--- INPUT DATA ---

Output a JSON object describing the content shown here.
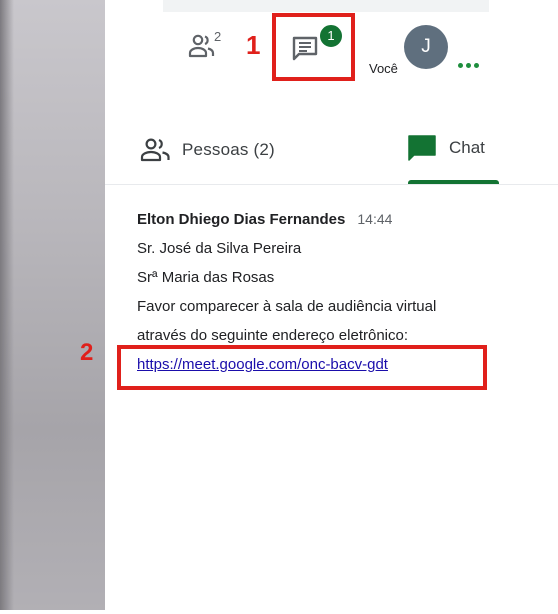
{
  "header": {
    "participants_count": "2",
    "chat_unread_badge": "1",
    "avatar_initial": "J",
    "user_label": "Você",
    "people_icon": "people-icon",
    "chat_icon": "chat-bubble-icon",
    "more_icon": "more-dots-icon"
  },
  "annotations": {
    "marker_1": "1",
    "marker_2": "2",
    "highlight_color": "#e0201b"
  },
  "tabs": {
    "people_label": "Pessoas (2)",
    "chat_label": "Chat",
    "active_tab": "Chat",
    "accent_color": "#137333"
  },
  "message": {
    "sender": "Elton Dhiego Dias Fernandes",
    "time": "14:44",
    "lines": [
      "Sr. José da Silva Pereira",
      "Srª Maria das Rosas",
      "Favor comparecer à sala de audiência virtual",
      "através do seguinte endereço eletrônico:"
    ],
    "link": "https://meet.google.com/onc-bacv-gdt"
  }
}
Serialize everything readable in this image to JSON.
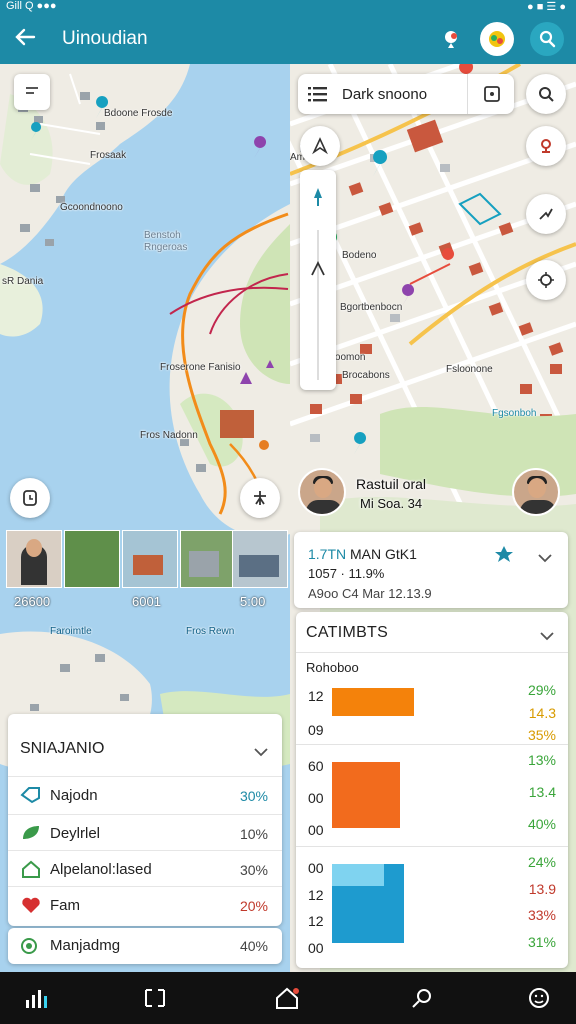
{
  "status_bar": {
    "left_text": "Gill Q ●●●",
    "right_text": "● ■ ☰ ●"
  },
  "app_bar": {
    "title": "Uinoudian",
    "icons": [
      "back-arrow-icon",
      "location-pin-icon",
      "map-layers-icon",
      "search-icon"
    ]
  },
  "search": {
    "value": "Dark snoono"
  },
  "map_labels_left": [
    "Bdoone Frosde",
    "Frosaak",
    "Gcoondnoono",
    "Benstoh",
    "Rngeroas",
    "sR Dania",
    "Froserone Fanisio",
    "Fros Nadonn",
    "Faroimtle",
    "Fros Rewn"
  ],
  "map_labels_right": [
    "Amo",
    "Bodeno",
    "Bgortbenbocn",
    "Bioomon",
    "Brocabons",
    "Fsloonone",
    "Fgsonboh"
  ],
  "poi": {
    "name": "Rastuil oral",
    "subtitle": "Mi Soa. 34"
  },
  "thumbnail_labels": [
    "26600",
    "6001",
    "5:00"
  ],
  "stats": {
    "title": "SNIAJANIO",
    "rows": [
      {
        "label": "Najodn",
        "value": "30%",
        "icon": "tag-icon",
        "color": "#1d8aa6"
      },
      {
        "label": "Deylrlel",
        "value": "10%",
        "icon": "leaf-icon",
        "color": "#444444"
      },
      {
        "label": "Alpelanol:lased",
        "value": "30%",
        "icon": "home-icon",
        "color": "#444444"
      },
      {
        "label": "Fam",
        "value": "20%",
        "icon": "heart-icon",
        "color": "#c0392b"
      }
    ],
    "extra": {
      "label": "Manjadmg",
      "value": "40%",
      "icon": "target-icon"
    }
  },
  "route": {
    "line1_highlight": "1.7TN",
    "line1_rest": "MAN GtK1",
    "line2": "1057 · 11.9%",
    "line3": "A9oo  C4 Mar 12.13.9"
  },
  "chart_card": {
    "title": "CATIMBTS",
    "subtitle": "Rohoboo",
    "chart_data": {
      "type": "bar",
      "groups": [
        {
          "ticks": [
            "12",
            "09"
          ],
          "right_values": [
            "29%",
            "14.3",
            "35%"
          ],
          "bar_color": "#f4820b",
          "value": 1.0
        },
        {
          "ticks": [
            "60",
            "00",
            "00"
          ],
          "right_values": [
            "13%",
            "13.4",
            "40%"
          ],
          "bar_color": "#f26b1d",
          "value": 0.85
        },
        {
          "ticks": [
            "00",
            "12",
            "12",
            "00"
          ],
          "right_values": [
            "24%",
            "13.9",
            "33%",
            "31%"
          ],
          "bar_color": "#1e9bcf",
          "value": 0.9
        }
      ],
      "right_value_colors": [
        "#3aa53a",
        "#d89b00",
        "#d89b00",
        "#3aa53a",
        "#3aa53a",
        "#3aa53a",
        "#3aa53a",
        "#c0392b",
        "#c0392b",
        "#3aa53a"
      ]
    }
  },
  "nav_bar": {
    "icons": [
      "signal-bars-icon",
      "recent-apps-icon",
      "home-icon",
      "search-icon",
      "face-icon"
    ]
  }
}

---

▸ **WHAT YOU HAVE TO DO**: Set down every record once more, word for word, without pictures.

▸ **TASK OUTPUT**:
Output a JSON object describing the content shown here.
{
  "header": {
    "participants_count": "2",
    "chat_unread_badge": "1",
    "avatar_initial": "J",
    "user_label": "Você",
    "people_icon": "people-icon",
    "chat_icon": "chat-bubble-icon",
    "more_icon": "more-dots-icon"
  },
  "annotations": {
    "marker_1": "1",
    "marker_2": "2",
    "highlight_color": "#e0201b"
  },
  "tabs": {
    "people_label": "Pessoas (2)",
    "chat_label": "Chat",
    "active_tab": "Chat",
    "accent_color": "#137333"
  },
  "message": {
    "sender": "Elton Dhiego Dias Fernandes",
    "time": "14:44",
    "lines": [
      "Sr. José da Silva Pereira",
      "Srª Maria das Rosas",
      "Favor comparecer à sala de audiência virtual",
      "através do seguinte endereço eletrônico:"
    ],
    "link": "https://meet.google.com/onc-bacv-gdt"
  }
}
Serialize everything readable in this image to JSON.
{
  "status_bar": {
    "left_text": "Gill Q ●●●",
    "right_text": "● ■ ☰ ●"
  },
  "app_bar": {
    "title": "Uinoudian",
    "icons": [
      "back-arrow-icon",
      "location-pin-icon",
      "map-layers-icon",
      "search-icon"
    ]
  },
  "search": {
    "value": "Dark snoono"
  },
  "map_labels_left": [
    "Bdoone Frosde",
    "Frosaak",
    "Gcoondnoono",
    "Benstoh",
    "Rngeroas",
    "sR Dania",
    "Froserone Fanisio",
    "Fros Nadonn",
    "Faroimtle",
    "Fros Rewn"
  ],
  "map_labels_right": [
    "Amo",
    "Bodeno",
    "Bgortbenbocn",
    "Bioomon",
    "Brocabons",
    "Fsloonone",
    "Fgsonboh"
  ],
  "poi": {
    "name": "Rastuil oral",
    "subtitle": "Mi Soa. 34"
  },
  "thumbnail_labels": [
    "26600",
    "6001",
    "5:00"
  ],
  "stats": {
    "title": "SNIAJANIO",
    "rows": [
      {
        "label": "Najodn",
        "value": "30%",
        "icon": "tag-icon",
        "color": "#1d8aa6"
      },
      {
        "label": "Deylrlel",
        "value": "10%",
        "icon": "leaf-icon",
        "color": "#444444"
      },
      {
        "label": "Alpelanol:lased",
        "value": "30%",
        "icon": "home-icon",
        "color": "#444444"
      },
      {
        "label": "Fam",
        "value": "20%",
        "icon": "heart-icon",
        "color": "#c0392b"
      }
    ],
    "extra": {
      "label": "Manjadmg",
      "value": "40%",
      "icon": "target-icon"
    }
  },
  "route": {
    "line1_highlight": "1.7TN",
    "line1_rest": "MAN GtK1",
    "line2": "1057 · 11.9%",
    "line3": "A9oo  C4 Mar 12.13.9"
  },
  "chart_card": {
    "title": "CATIMBTS",
    "subtitle": "Rohoboo",
    "chart_data": {
      "type": "bar",
      "groups": [
        {
          "ticks": [
            "12",
            "09"
          ],
          "right_values": [
            "29%",
            "14.3",
            "35%"
          ],
          "bar_color": "#f4820b",
          "value": 1.0
        },
        {
          "ticks": [
            "60",
            "00",
            "00"
          ],
          "right_values": [
            "13%",
            "13.4",
            "40%"
          ],
          "bar_color": "#f26b1d",
          "value": 0.85
        },
        {
          "ticks": [
            "00",
            "12",
            "12",
            "00"
          ],
          "right_values": [
            "24%",
            "13.9",
            "33%",
            "31%"
          ],
          "bar_color": "#1e9bcf",
          "value": 0.9
        }
      ],
      "right_value_colors": [
        "#3aa53a",
        "#d89b00",
        "#d89b00",
        "#3aa53a",
        "#3aa53a",
        "#3aa53a",
        "#3aa53a",
        "#c0392b",
        "#c0392b",
        "#3aa53a"
      ]
    }
  },
  "nav_bar": {
    "icons": [
      "signal-bars-icon",
      "recent-apps-icon",
      "home-icon",
      "search-icon",
      "face-icon"
    ]
  }
}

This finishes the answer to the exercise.